There are of course some downfalls to the UK system of route setting and I believe that analysis of global practice is key in the continual growth and development of the UK route setting industry. I am sure that the issue of ‘how sustainable is being a full-time route setter’ is not exclusive to the UK, but still it should be considered. A full week of work can include an enormous amount of setting, testing and manual labour. Working 5 days a week can be brutally tough and sometimes unsustainable. To balance this out a freelance setters wage must be enough to ensure they can take time off and regularly work less than 5 days a week. Many setters find other, less physical jobs that they can fill their down time with. Wall building, coaching or taking on the administrative roles of the route setting manager are all common, but for the industry to grow and the job of ‘route setter’ to be treated as the professional position it is, we should be working towards a point where, at the very least, the most well respected setters in the country can earn a good wage from setting alone. It is easy to make the comparison in earnings against the top setters in Germany or America, but the pay of the other climbing wall staff should also be considered. It is not uncommon in the UK for the climbing centre staff to be paid minimum wage, the instructors and coaches marginally more. For the pay of the route setters to reach a point where it can be regularly considered a stand-alone profession, the pay of all climbing walls staff must also increase, and this will not happen until the indoor climbing industry in the UK can compete with the economics of the industry in the US or mainland Europe.

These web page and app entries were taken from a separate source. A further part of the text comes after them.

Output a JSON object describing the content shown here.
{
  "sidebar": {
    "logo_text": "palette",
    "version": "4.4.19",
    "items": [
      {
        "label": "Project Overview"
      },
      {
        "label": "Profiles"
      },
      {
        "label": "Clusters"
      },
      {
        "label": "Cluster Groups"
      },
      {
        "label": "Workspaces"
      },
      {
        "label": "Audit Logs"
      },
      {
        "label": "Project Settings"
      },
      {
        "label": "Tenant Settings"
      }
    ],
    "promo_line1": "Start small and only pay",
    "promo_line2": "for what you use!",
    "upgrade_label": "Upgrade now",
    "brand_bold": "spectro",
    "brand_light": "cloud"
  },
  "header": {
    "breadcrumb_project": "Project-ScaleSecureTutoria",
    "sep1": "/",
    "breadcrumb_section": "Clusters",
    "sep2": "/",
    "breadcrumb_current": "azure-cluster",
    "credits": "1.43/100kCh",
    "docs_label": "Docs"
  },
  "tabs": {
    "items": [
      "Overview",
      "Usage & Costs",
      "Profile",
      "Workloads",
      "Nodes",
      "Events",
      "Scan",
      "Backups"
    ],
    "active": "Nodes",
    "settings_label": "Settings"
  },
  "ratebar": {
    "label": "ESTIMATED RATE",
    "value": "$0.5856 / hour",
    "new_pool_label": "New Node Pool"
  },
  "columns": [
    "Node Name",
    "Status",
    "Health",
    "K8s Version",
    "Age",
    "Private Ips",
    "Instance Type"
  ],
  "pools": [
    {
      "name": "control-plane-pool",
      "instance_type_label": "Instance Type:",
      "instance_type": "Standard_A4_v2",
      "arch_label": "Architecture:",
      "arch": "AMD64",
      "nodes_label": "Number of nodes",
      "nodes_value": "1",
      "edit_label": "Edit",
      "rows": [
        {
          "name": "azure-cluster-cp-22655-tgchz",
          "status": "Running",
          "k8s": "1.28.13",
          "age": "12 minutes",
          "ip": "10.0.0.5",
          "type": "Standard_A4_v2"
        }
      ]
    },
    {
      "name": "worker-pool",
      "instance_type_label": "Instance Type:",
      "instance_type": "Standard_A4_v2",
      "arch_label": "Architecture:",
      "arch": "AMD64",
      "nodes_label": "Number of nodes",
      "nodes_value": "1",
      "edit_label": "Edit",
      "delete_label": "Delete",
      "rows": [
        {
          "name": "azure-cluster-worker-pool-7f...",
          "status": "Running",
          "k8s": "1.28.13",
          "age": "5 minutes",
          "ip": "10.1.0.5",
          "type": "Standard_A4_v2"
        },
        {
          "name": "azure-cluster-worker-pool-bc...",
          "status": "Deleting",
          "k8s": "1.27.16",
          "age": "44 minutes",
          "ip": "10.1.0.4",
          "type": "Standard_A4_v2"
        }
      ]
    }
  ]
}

Another issue that the UK faces is concealed within the workings of the industry itself. Breaking into the UK setting industry has long been based on ‘who you know’ rather than ‘what you know’. With no defined pathway for new setters to get into the industry, people must rely on favours from friends to get their break. With the industry experiencing rapid growth it’s crucial that we break down this system of new route setters coming only from within cliques of friends. There are a number of fantastic examples of route setting apprenticeships across the UK, it’s these schemes, combined with external coaching and workshops, that will educate many of the next generation of world-class route setters in the UK.
Now that we’ve looked a little closer at the inner workings of UK route setting practices, the next blog will tackle the deep and complicated subject of ‘what makes a good route setter?’ Trying to sift through opinions to look at the rock solid definitions of why we route set, who is it for and how can good route setting can add value to a climbing wall?
Ben Norman is a professional route setter based in London, UK. He is the head route setter at Yonder, a state of the art bouldering facility in London, and has experience setting for national competitions in the UK. Ben is also a co-founder and instructor of Impact, teaching route setting workshops for amateurs and those working in the route setting industry.